Some print servers take RFC 1179 very literally and treat its suggestions as gospel. With these print servers, specifying remote control files or data file names that do not strictly adhere to the guidelines result in a failure to output. The job may be accepted, but nothing will print. My advice is to stick to the LPR protocol when you don't know if LPRng extensions are supported.
I implemented only a few of the many LPRng enhancements: expanded reserved ports for the client side of the connection; the "A" unique job identifier and "Q" original printer queue name parameters in the control file; one of the multiple-copies mechanisms by sending a data file more than once distinguished by a ".Cn" suffix on additional copies for remote filenames; LPRng error messages for rejected jobs. Other features I considered unnecessary, like manipulations of queues on the server, I decided to omit.
The following snippet of code illustrates how basic you can get with this library. This is a Windows Forms application for a Smart Device. It has one form with a button on it to print a two-line text file created by the program.
public partial class Form1 : Form
private void button1_Click(object sender, EventArgs e)
Exception lastex = null;
LprJob job = null;
String tempname = Path.GetTempFileName();
StreamWriter file = new StreamWriter(tempname);
file.WriteLine("Hello, LPR server!");
file.WriteLine("How are you?");
job = new LprJob();
catch (Exception ex)
lastex = ex;
if (job != null)
lastex = job.LastException;
Conclusions and Future Possibilities
There is a lot of room for improvements in this project. After starting with the LPR protocol, then tacking on some of the LPRng features, then Socket API, I realized I could have structured the basic job transfer execution in a more flexible manner. The transfer protocols could be encapsulated in a set of related classes, each providing a common interface to connect, create any additional files (e.g., control files) or connections, transfer data, and monitor status. These objects would be used by the
SendJobFiles method of the
LprJob class in a more cleanly written transfer loop. For its normal intended purpose, I considered this over-engineering.
IPP is rapidly gaining ground as a standardized network printing protocol. It defines a rich, complex set of interactions among printers, servers, and clients. It would be a good candidate to include as a protocol class, as mentioned, but I have not investigated its use of resources or difficulty of implementation to determine if it would be an effective addition to this mobile printing library.
Documentation can always stand lots of improvements. If this article and the internal comments in the code are not clear enough, I will make efforts to edit one or the other to add missing information or clarify ambiguous points. It's my desire to present a quality product, and your feedback is welcome.
Programming alone and with an inadequate toolkit is a frustrating and thankless task. I hope what I have provided here helps save you from burning a lot of wasted hours in the dark like the many that I have had to. Good coding to all, and to all a good night!

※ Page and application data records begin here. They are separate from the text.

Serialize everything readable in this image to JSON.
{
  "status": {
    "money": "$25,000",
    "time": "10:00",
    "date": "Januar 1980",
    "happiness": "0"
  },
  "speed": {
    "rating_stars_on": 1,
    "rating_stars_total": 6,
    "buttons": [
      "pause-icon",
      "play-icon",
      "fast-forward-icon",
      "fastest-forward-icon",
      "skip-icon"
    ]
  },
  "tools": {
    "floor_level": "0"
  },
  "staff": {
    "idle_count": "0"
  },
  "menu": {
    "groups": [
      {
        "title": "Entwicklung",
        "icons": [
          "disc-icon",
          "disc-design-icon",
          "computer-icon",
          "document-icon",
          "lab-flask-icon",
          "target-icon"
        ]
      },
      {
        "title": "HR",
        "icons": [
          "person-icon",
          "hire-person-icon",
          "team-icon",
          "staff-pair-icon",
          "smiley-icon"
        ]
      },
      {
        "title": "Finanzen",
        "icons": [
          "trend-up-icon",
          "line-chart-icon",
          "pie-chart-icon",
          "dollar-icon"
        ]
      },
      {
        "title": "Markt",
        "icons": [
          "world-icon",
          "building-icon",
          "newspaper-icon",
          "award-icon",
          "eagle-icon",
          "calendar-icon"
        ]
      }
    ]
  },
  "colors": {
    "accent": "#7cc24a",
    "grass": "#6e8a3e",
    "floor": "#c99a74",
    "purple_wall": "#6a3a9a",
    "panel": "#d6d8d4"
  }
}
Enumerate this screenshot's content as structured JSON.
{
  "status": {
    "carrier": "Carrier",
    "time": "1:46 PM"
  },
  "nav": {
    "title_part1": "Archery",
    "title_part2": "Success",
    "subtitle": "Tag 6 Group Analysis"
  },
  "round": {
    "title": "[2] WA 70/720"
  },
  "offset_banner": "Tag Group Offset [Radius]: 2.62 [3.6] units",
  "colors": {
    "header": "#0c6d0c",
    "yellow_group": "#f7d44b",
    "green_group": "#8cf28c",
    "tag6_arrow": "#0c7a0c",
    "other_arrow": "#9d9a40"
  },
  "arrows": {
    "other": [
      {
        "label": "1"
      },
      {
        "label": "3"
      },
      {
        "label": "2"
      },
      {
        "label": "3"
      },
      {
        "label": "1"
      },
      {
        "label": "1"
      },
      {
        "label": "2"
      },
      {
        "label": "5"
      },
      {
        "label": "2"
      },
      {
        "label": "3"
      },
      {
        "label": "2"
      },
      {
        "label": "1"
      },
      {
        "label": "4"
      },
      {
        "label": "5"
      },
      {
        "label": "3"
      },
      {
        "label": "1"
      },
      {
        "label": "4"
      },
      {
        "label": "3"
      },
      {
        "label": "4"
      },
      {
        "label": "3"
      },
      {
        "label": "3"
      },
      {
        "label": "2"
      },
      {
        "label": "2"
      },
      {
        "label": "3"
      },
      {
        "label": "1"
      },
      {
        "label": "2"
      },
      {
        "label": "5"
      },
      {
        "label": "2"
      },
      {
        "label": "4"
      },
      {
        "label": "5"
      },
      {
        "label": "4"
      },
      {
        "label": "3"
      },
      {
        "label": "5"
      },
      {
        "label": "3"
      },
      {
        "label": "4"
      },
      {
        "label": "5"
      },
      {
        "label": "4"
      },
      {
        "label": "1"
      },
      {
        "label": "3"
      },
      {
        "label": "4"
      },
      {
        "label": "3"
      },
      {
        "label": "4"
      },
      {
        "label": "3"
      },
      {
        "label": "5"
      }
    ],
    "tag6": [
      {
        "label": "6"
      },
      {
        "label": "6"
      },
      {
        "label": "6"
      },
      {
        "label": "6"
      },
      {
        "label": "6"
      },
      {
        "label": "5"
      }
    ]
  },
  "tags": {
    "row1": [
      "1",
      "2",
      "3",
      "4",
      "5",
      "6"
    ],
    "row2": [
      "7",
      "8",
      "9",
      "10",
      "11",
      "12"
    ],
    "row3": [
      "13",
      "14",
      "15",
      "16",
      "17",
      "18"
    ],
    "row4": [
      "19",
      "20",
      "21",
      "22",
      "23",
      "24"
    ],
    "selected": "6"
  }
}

- Released 15 December 2010
- Version 1.0 - Initial release.
Ed is a veteran programmer of over 30 years. He designs and builds myriad enterprise applications improving the service quality of numerous international, national, and local manufacturers and distributors. He also brought the first publicly-available commercial Internet service to Akron, Ohio - not for profit but to provide the community with a desired service. Ed continually strives to learn the most effective skills and techniques in order to provide the greatest benefits to his customers.